September 10, 2009


Larry Itliong (left) and Cesar Chavez (far right)

This week marks not only Labor Day but also the 44th anniversary of the Delano Grape Strike: on September 8, 1965, 1,500 Filipino American workers walked off their jobs on grape-growing farms in California in order to demand fair wages and benefits.

It made history. When the Agricultural Workers Organizing Committee, composed mainly of Filipino American workers, merged with the Mexican American-led National Farmworkers Association (NFWA) to form the United Farm Workers of America (UFW), the grape strike grew to include tens of thousands of farm workers and eventually achieved a national boycott. The strike would continue until 1970, and is now known as a linchpin in the the modern farm labor movement. Cesar Chavez and Dolores Huerta, the leaders of the National Farmworkers Association, are well-known and regarded as organizing heroes for immigrant farm workers' rights. But lesser known are the Filipino workers who led and originated the strike efforts and were often marginalized within the union itself -- like Larry Itliong.

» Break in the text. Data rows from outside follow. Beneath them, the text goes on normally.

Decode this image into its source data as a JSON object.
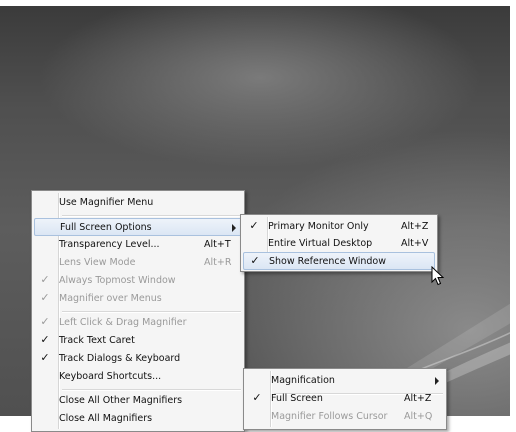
{
  "main_menu": {
    "items": [
      {
        "label": "Use Magnifier Menu",
        "checked": false,
        "disabled": false
      },
      {
        "label": "Full Screen Options",
        "checked": false,
        "disabled": false,
        "submenu": true,
        "highlighted": true
      },
      {
        "label": "Transparency Level...",
        "shortcut": "Alt+T",
        "checked": false,
        "disabled": false
      },
      {
        "label": "Lens View Mode",
        "shortcut": "Alt+R",
        "checked": false,
        "disabled": true
      },
      {
        "label": "Always Topmost Window",
        "checked": true,
        "disabled": true
      },
      {
        "label": "Magnifier over Menus",
        "checked": true,
        "disabled": true
      },
      {
        "label": "Left Click & Drag Magnifier",
        "checked": true,
        "disabled": true
      },
      {
        "label": "Track Text Caret",
        "checked": true,
        "disabled": false
      },
      {
        "label": "Track Dialogs & Keyboard",
        "checked": true,
        "disabled": false
      },
      {
        "label": "Keyboard Shortcuts...",
        "checked": false,
        "disabled": false
      },
      {
        "label": "Close All Other Magnifiers",
        "checked": false,
        "disabled": false
      },
      {
        "label": "Close All Magnifiers",
        "checked": false,
        "disabled": false
      }
    ]
  },
  "fullscreen_submenu": {
    "items": [
      {
        "label": "Primary Monitor Only",
        "shortcut": "Alt+Z",
        "checked": true
      },
      {
        "label": "Entire Virtual Desktop",
        "shortcut": "Alt+V",
        "checked": false
      },
      {
        "label": "Show Reference Window",
        "checked": true,
        "highlighted": true
      }
    ]
  },
  "second_menu": {
    "items": [
      {
        "label": "Magnification",
        "submenu": true
      },
      {
        "label": "Full Screen",
        "shortcut": "Alt+Z",
        "checked": true
      },
      {
        "label": "Magnifier Follows Cursor",
        "shortcut": "Alt+Q",
        "disabled": true
      }
    ]
  },
  "check_glyph": "✓",
  "icons": {
    "cursor": "mouse-pointer-icon",
    "submenu_arrow": "chevron-right-icon"
  }
}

Born in the Philippines in 1913, Larry Dulay Itliong immigrated to the US in 1929. He worked in Alaska and California before founding the Filipino Farm Labor Union in 1956. Itliong served as the assistant director of the union that later became the UFW, and eventually as national boycott coordinator. Along with labor leaders Philip Vera Cruz and Pete Velasco, he was instrumental in getting Chavez’s NFWA to join the Delano strike. An alliance between Mexicans and Filipinos had, at first, seemed unlikely -- one initial reason the Filipino workers had gone on strike was that they were being paid thirty cents an hour less than Mexican workers. This pan-ethnic alliance later proved to be a strategy for the strike’s success, recognizing commonalities between both groups' exploitations and ultimately resulting in wage increases, medical benefits, and the establishment of services like the Pablo Agbayani Village for retired farm workers, named after a worker who had died while picketing.

After the Delano Grape Strike, Itliong resigned from the union and became the president of the Filipino American Political Alliance, the first national political Fil-Am organization and a crucial alliance between Filipino professionals and laborers that grew out of the strike. Itliong died in 1977 at the age of 63, leaving behind his wife and seven children. Cesar Chavez spoke at his funeral and called him "a true pioneer in the farm workers movement."

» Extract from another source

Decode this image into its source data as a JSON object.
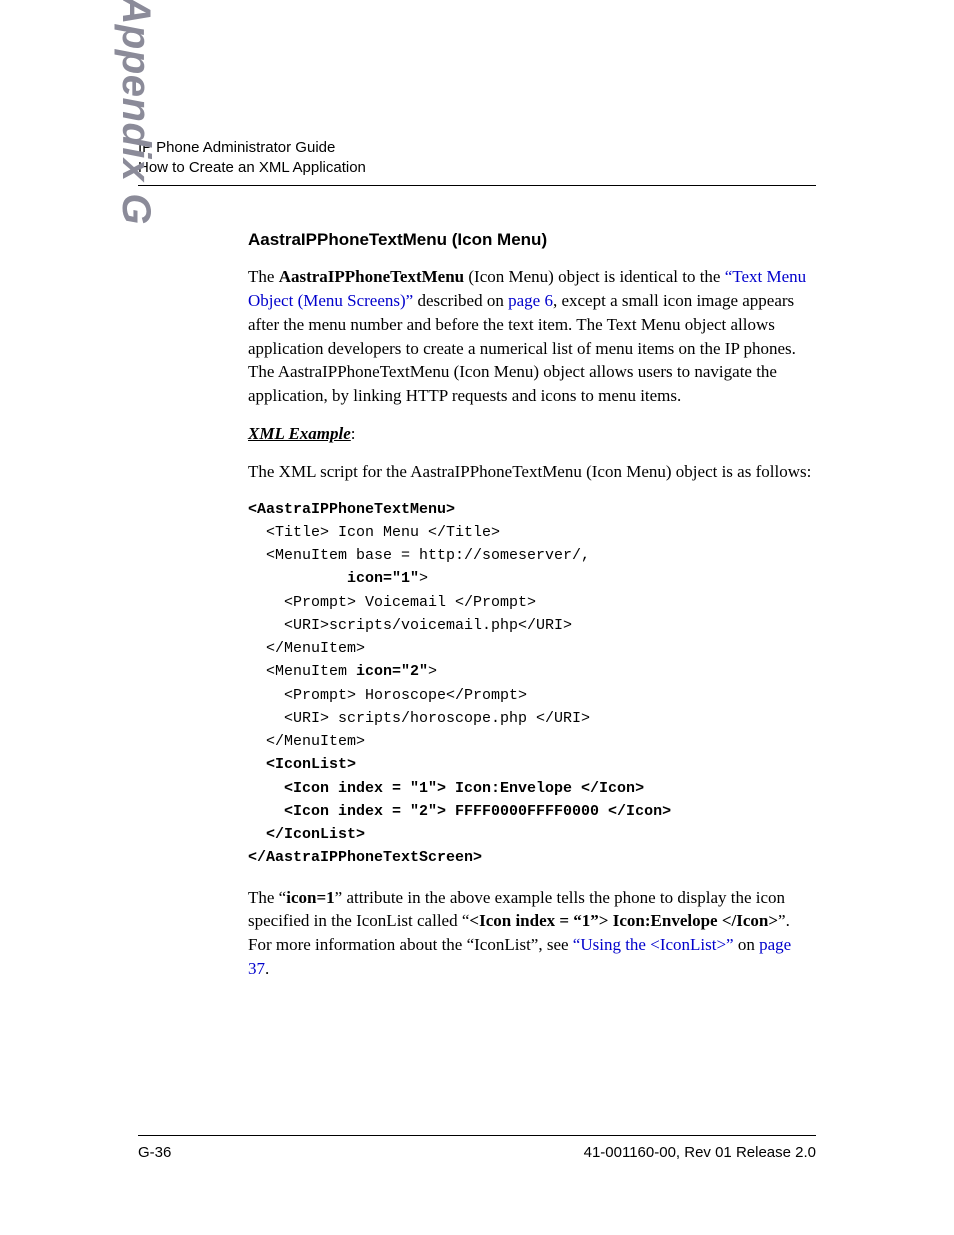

Chavez remains a household name, while Itliong and other Filipino leaders are widely unknown. Yet Filipino farm workers had toiled in the lettuce and asaparagus fields of California for decades, migrating north during the winters to work in Alaska's canneries. They weren’t new to organizing in 1965, either, having been striking and working in farm fields since the 1920s and even maintaining a reputation as being militant and demanding.

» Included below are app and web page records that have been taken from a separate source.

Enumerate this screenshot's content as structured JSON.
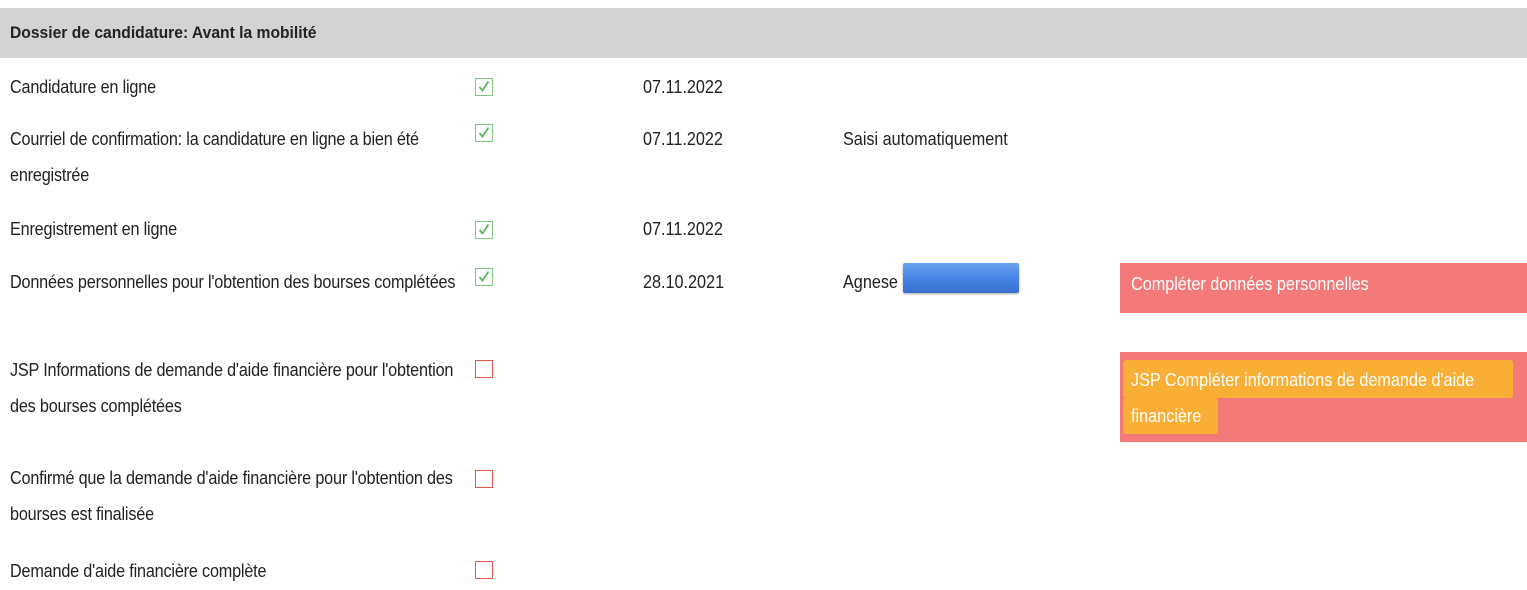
{
  "section": {
    "title": "Dossier de candidature: Avant la mobilité"
  },
  "rows": [
    {
      "label": "Candidature en ligne",
      "checked": true,
      "date": "07.11.2022",
      "note": ""
    },
    {
      "label": "Courriel de confirmation: la candidature en ligne a bien été enregistrée",
      "checked": true,
      "date": "07.11.2022",
      "note": "Saisi automatiquement"
    },
    {
      "label": "Enregistrement en ligne",
      "checked": true,
      "date": "07.11.2022",
      "note": ""
    },
    {
      "label": "Données personnelles pour l'obtention des bourses complétées",
      "checked": true,
      "date": "28.10.2021",
      "note": "Agnese",
      "action": "Compléter données personnelles"
    },
    {
      "label": "JSP Informations de demande d'aide financière pour l'obtention des bourses complétées",
      "checked": false,
      "date": "",
      "note": "",
      "action": "JSP Compléter informations de demande d'aide financière"
    },
    {
      "label": "Confirmé que la demande d'aide financière pour l'obtention des bourses est finalisée",
      "checked": false,
      "date": "",
      "note": ""
    },
    {
      "label": "Demande d'aide financière complète",
      "checked": false,
      "date": "",
      "note": ""
    }
  ],
  "colors": {
    "header_bg": "#d3d3d3",
    "action_bg": "#f47a7a",
    "highlight": "#f9b233",
    "check_green": "#5cb85c",
    "unchecked_border": "#e05a4e",
    "redaction_blue": "#4682e6"
  }
}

History rewrites itself, though, and despite evidence to the contrary, Asian Americans are still falsely perceived as being passive and politically docile. How can we counteract historical amnesia?




It's sad no one really gives the Filipino's any credit when it was Philip Vera Cruz who helped Chavez grow popular.
Great post. Much as I like to pride myself on my Filipino American history, I had no idea about the Filipino power behind the movement.
Interesting piece of history in this piece.